• Exercise brief: Scan the lines below for the string "bottom" and copy every one that has it.

· · · · ·

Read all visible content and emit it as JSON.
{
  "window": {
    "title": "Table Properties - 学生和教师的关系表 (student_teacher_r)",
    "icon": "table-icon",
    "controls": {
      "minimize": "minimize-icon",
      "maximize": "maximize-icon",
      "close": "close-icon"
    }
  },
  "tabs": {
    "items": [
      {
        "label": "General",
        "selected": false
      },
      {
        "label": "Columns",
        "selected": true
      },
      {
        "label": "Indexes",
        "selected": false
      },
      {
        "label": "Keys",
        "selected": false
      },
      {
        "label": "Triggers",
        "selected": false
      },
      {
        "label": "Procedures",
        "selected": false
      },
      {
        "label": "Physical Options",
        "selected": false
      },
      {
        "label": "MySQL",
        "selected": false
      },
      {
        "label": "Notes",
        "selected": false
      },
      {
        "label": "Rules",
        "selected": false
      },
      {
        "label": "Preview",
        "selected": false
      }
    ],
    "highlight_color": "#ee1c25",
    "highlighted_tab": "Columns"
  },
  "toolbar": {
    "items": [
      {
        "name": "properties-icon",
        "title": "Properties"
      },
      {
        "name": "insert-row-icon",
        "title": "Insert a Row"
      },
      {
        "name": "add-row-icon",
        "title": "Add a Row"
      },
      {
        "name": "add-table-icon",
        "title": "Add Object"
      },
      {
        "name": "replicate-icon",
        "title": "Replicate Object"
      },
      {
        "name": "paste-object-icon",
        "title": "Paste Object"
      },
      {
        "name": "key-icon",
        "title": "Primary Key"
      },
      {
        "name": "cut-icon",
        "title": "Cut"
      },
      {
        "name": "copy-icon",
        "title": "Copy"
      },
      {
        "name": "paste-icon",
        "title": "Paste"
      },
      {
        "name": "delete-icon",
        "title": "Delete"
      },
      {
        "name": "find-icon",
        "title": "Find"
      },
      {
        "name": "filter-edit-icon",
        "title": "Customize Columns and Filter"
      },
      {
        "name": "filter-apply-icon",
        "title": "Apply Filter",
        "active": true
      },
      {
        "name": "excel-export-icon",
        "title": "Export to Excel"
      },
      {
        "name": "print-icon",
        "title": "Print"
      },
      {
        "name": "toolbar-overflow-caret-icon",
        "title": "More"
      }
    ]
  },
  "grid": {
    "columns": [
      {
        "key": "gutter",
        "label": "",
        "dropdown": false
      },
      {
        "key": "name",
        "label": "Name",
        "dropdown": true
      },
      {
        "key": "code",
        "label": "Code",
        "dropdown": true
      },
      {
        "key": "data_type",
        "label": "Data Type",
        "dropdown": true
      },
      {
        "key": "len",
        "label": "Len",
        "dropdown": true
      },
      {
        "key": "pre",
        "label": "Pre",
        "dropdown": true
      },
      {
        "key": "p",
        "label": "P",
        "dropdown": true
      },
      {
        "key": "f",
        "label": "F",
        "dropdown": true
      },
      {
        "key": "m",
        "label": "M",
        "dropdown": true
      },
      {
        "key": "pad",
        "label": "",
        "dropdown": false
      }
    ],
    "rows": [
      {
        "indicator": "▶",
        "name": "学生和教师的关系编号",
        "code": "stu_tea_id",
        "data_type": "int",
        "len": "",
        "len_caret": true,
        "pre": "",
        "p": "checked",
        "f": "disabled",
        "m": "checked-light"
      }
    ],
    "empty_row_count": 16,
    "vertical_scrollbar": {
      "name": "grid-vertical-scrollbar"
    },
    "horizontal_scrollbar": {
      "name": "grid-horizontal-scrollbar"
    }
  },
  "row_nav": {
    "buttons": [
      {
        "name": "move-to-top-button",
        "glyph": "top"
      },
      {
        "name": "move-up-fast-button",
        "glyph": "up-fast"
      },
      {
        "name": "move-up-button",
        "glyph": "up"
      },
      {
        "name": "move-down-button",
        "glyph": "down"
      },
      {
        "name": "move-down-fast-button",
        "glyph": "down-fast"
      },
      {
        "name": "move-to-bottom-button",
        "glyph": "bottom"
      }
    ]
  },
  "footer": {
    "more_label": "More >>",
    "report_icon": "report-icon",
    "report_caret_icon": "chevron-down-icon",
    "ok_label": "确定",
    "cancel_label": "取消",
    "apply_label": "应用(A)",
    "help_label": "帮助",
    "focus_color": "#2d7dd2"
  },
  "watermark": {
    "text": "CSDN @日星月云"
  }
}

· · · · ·

• Response to the task:
        "name": "move-to-bottom-button",
        "glyph": "bottom"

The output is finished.